Element data from apps and pages

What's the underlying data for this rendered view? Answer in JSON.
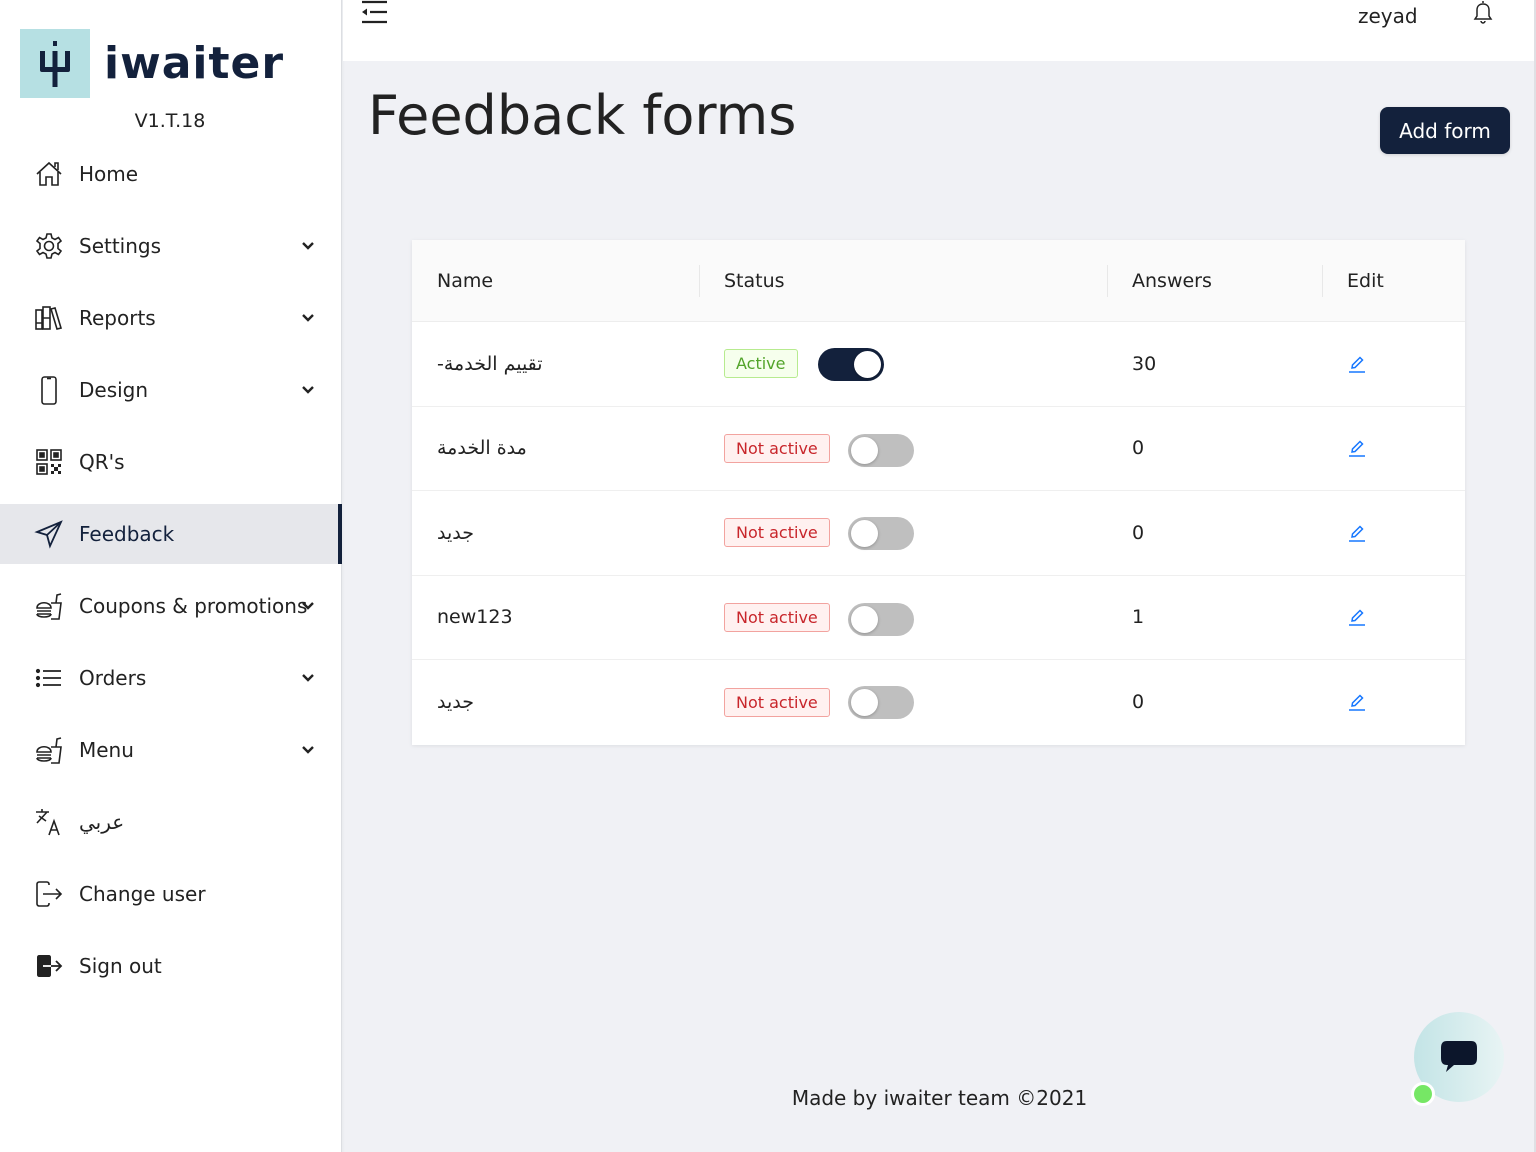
{
  "app": {
    "brand": "iwaiter",
    "version": "V1.T.18"
  },
  "sidebar": {
    "items": [
      {
        "label": "Home",
        "icon": "home-icon",
        "expandable": false,
        "active": false
      },
      {
        "label": "Settings",
        "icon": "gear-icon",
        "expandable": true,
        "active": false
      },
      {
        "label": "Reports",
        "icon": "books-icon",
        "expandable": true,
        "active": false
      },
      {
        "label": "Design",
        "icon": "phone-icon",
        "expandable": true,
        "active": false
      },
      {
        "label": "QR's",
        "icon": "qr-code-icon",
        "expandable": false,
        "active": false
      },
      {
        "label": "Feedback",
        "icon": "send-icon",
        "expandable": false,
        "active": true
      },
      {
        "label": "Coupons & promotions",
        "icon": "fast-food-icon",
        "expandable": true,
        "active": false
      },
      {
        "label": "Orders",
        "icon": "list-icon",
        "expandable": true,
        "active": false
      },
      {
        "label": "Menu",
        "icon": "fast-food-icon",
        "expandable": true,
        "active": false
      },
      {
        "label": "عربي",
        "icon": "translate-icon",
        "expandable": false,
        "active": false
      },
      {
        "label": "Change user",
        "icon": "logout-outline-icon",
        "expandable": false,
        "active": false
      },
      {
        "label": "Sign out",
        "icon": "logout-filled-icon",
        "expandable": false,
        "active": false
      }
    ]
  },
  "topbar": {
    "username": "zeyad",
    "collapse_icon": "menu-fold-icon",
    "notification_icon": "bell-icon"
  },
  "main": {
    "title": "Feedback forms",
    "add_button": "Add form",
    "table": {
      "columns": [
        "Name",
        "Status",
        "Answers",
        "Edit"
      ],
      "rows": [
        {
          "name": "-تقييم الخدمة",
          "status": "Active",
          "enabled": true,
          "answers": "30"
        },
        {
          "name": "مدة الخدمة",
          "status": "Not active",
          "enabled": false,
          "answers": "0"
        },
        {
          "name": "جديد",
          "status": "Not active",
          "enabled": false,
          "answers": "0"
        },
        {
          "name": "new123",
          "status": "Not active",
          "enabled": false,
          "answers": "1"
        },
        {
          "name": "جديد",
          "status": "Not active",
          "enabled": false,
          "answers": "0"
        }
      ]
    }
  },
  "footer": {
    "text": "Made by iwaiter team ©2021"
  },
  "colors": {
    "brand_navy": "#13213c",
    "logo_bg": "#b6e0e3",
    "active_green": "#52a42a",
    "inactive_red": "#c8262b",
    "edit_blue": "#1677ff",
    "online_green": "#76e765"
  }
}
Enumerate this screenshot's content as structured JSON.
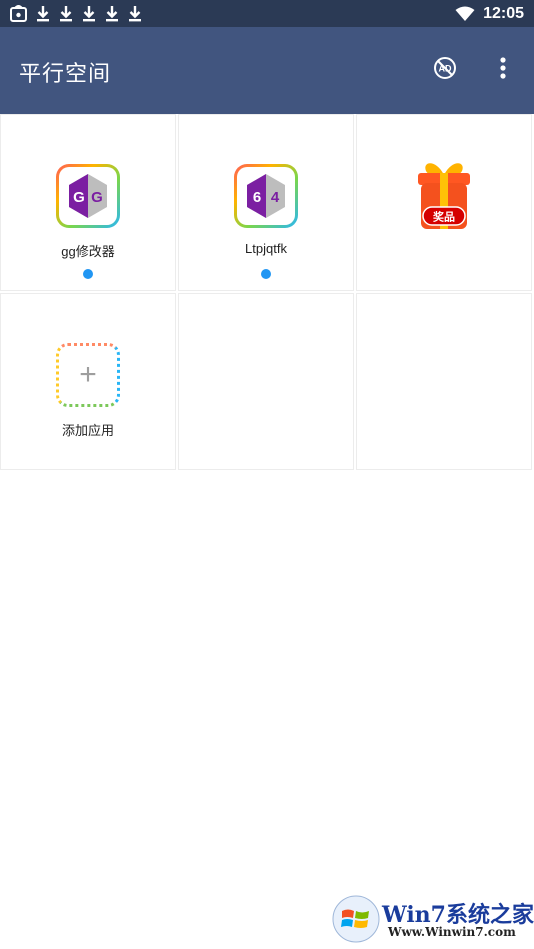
{
  "status_bar": {
    "time": "12:05",
    "icons": [
      "notification-app-icon",
      "download-icon",
      "download-icon",
      "download-icon",
      "download-icon",
      "download-icon",
      "wifi-icon"
    ]
  },
  "app_bar": {
    "title": "平行空间",
    "ad_icon": "ad-free-icon",
    "menu_icon": "more-vert-icon",
    "background": "#41557f"
  },
  "apps": [
    {
      "label": "gg修改器",
      "icon": "gg-icon",
      "glyph": "GG",
      "has_dot": true
    },
    {
      "label": "Ltpjqtfk",
      "icon": "gg64-icon",
      "glyph": "64",
      "has_dot": true
    },
    {
      "label": "",
      "icon": "gift-icon",
      "badge": "奖品",
      "has_dot": false
    },
    {
      "label": "添加应用",
      "icon": "add-app-icon",
      "has_dot": false
    }
  ],
  "colors": {
    "status_bar": "#2b3a55",
    "dot": "#2196f3",
    "gg_purple": "#7b1fa2"
  },
  "watermark": {
    "text": "Win7系统之家",
    "url": "Www.Winwin7.com"
  }
}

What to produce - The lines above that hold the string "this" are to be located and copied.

Response box -
What's the underlying data for this rendered view? Answer in JSON.
Enumerate this screenshot's content as structured JSON.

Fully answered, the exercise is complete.